At this point, you’re probably wondering, “Why are you writing about this now?” I’m glad you asked. Tonight, after devouring some LeLuLo’s pizza and watching an episode of Ozark, Lauren and I had a pretty intense conversation about why I’m struggling so much to find peace and joy in my life. She said, “You just come home every day and you’re just so drained” and it’s like you’ve had the joy sucked out of you (the last part is me paraphrasing). She was 100% right. I told her that my fire and passion is gone along with my joy, and I proceeded to take the lid of a candle and slammed it shut putting out the fire. However, in my passionate anger of not being passionate, I accidentally broke the glass case of the candle. No doubt, my point was made a little more than I wanted it to.
What is Joy? Webster’s says that joy is, “the emotion evoked by well-being, success, or good fortune or by the prospect of possessing what one desires.” Many people expect joy to be this unconditional emotion you experience 24/7 in spite of every and all circumstances. Basically, some people pretend that if you aren’t joyful like a child on Christmas morning, something is wrong with you. But what is joy really? Is it a one time emotion caused by receiving or giving something? Is it a lifestyle you can choose to live in? As a Christian, I know I should have joy knowing that God is working out all things for the good of those who love Him (Romans 8:28). But I wrestle with having joy when I see so much injustice, hurt, and brokenness every day.

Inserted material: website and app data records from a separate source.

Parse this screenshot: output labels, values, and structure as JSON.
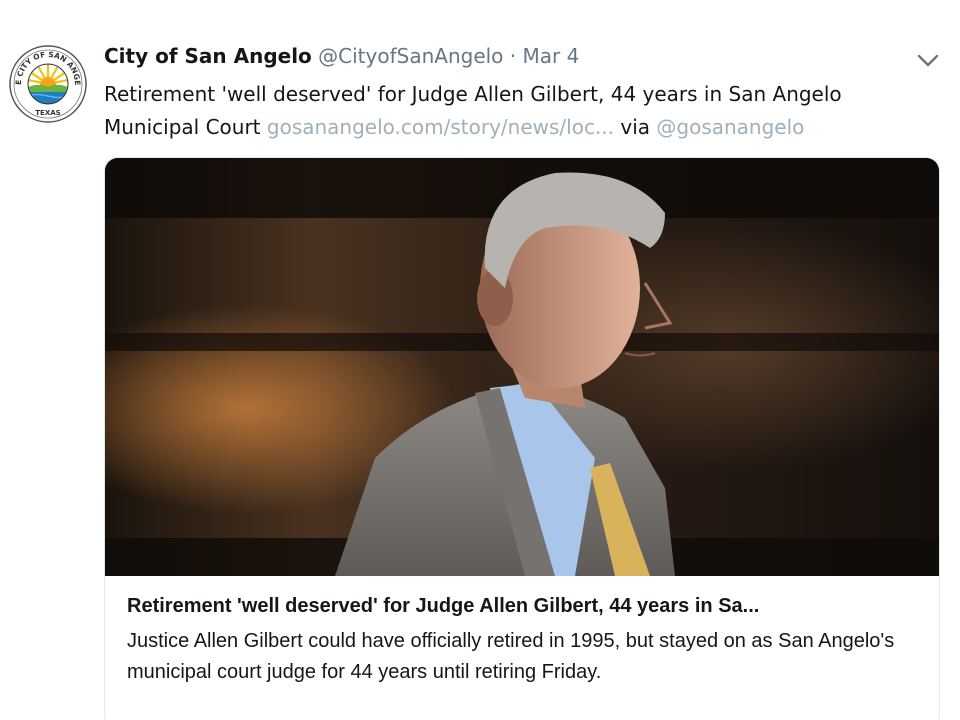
{
  "tweet": {
    "display_name": "City of San Angelo",
    "handle": "@CityofSanAngelo",
    "separator": "·",
    "date": "Mar 4",
    "text_before": "Retirement 'well deserved' for Judge Allen Gilbert, 44 years in San Angelo Municipal Court ",
    "link": "gosanangelo.com/story/news/loc...",
    "via_text": " via ",
    "via_handle": "@gosanangelo",
    "avatar": {
      "icon": "city-seal-icon",
      "ring_text": "THE CITY OF SAN ANGELO",
      "bottom_text": "TEXAS"
    }
  },
  "card": {
    "title": "Retirement 'well deserved' for Judge Allen Gilbert, 44 years in Sa...",
    "description": "Justice Allen Gilbert could have officially retired in 1995, but stayed on as San Angelo's municipal court judge for 44 years until retiring Friday."
  },
  "colors": {
    "text": "#14171a",
    "muted": "#657786",
    "link_faded": "#9fb0bd",
    "border": "#e1e8ed"
  }
}
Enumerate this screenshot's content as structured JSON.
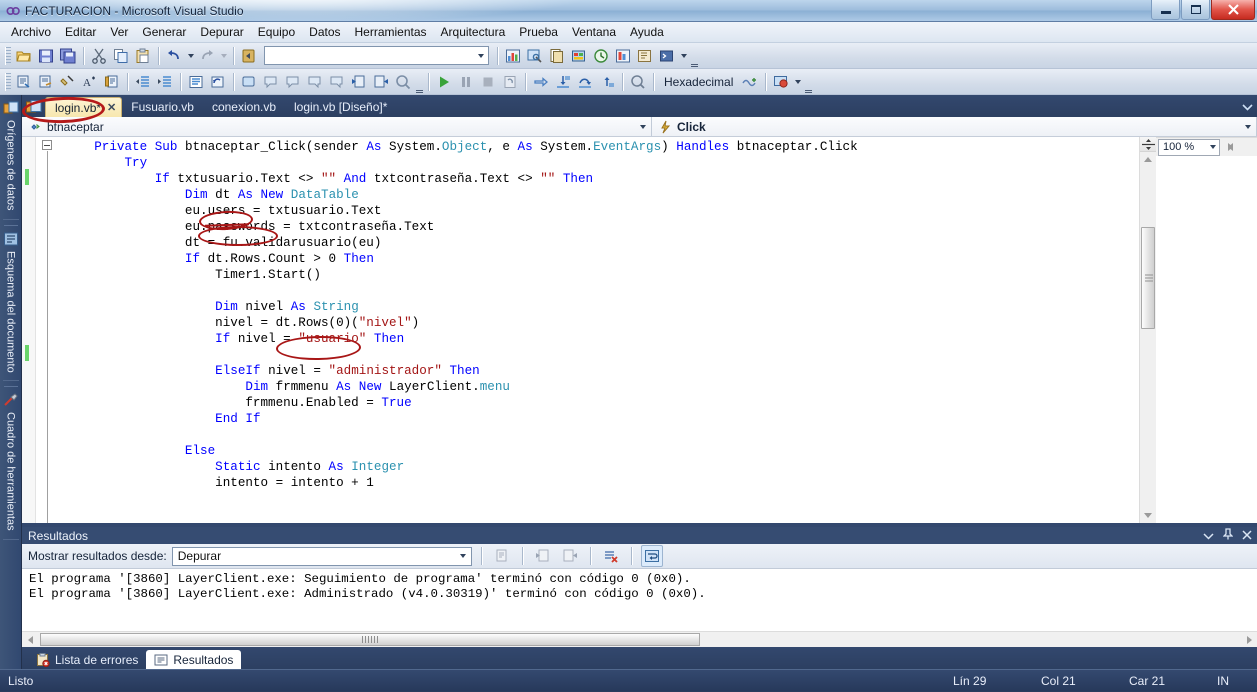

I’ve been a Christian most of my life and a Christ-follower my entire adult life, but I’ll be honest, I don’t think I know what joy is and what it looks like right now. I want to experience that joy and peace that surpasses all understanding (Phil. 4:7). But how do I receive joy when some of those closest to me tell me I’m not good enough because of the choices I’ve made in my career? How do I experience that Joy when I feel like every time I give my stress to Jesus things get worse? How do I find joy amid hundreds of thousands of dollars in student debt? How do I find joy in working hard day after day with no results?
I think now is as good as a time as any begin pursuing joy and what that looks like. As we come into Thanksgiving and begin the season of Advent, I’m going to be doing research on joy. I plan on asking many of you what joy is to you and how you receive it. But I don’t want the 2+2=Jesus answer. I want the real answer. How do you find joy when you’re struggling to make ends meet? How do you find joy when you work hard every day but keep getting slighted by your company? How do you find joy when your baby won’t stop crying? I want to know. And hopefully, by the time we celebrate the new year of 2018, I will be able to celebrate with joy rather than fear of another year of the same disappointment and defeat. Thanks for reading!
מרנאתא / Maranatha
A Plea For Purging
The Life & Death
Look at all of us running
Always behind, always late
We’re always playing catch up
In this human race
All of these young men dying of old age
To feel alive could cost you everything
It’s hard to hold onto your ideals
When you’ve lost your innocence
When the dreams you’ve caught
Aren’t the dreams you’ve chased
Now your hearts are bleeding
To keep this pace
The kid you were
Hates the man you became
You can’t remember what you wanted
You just can’t
Feel the same
Remember what you wanted
Remember what you chased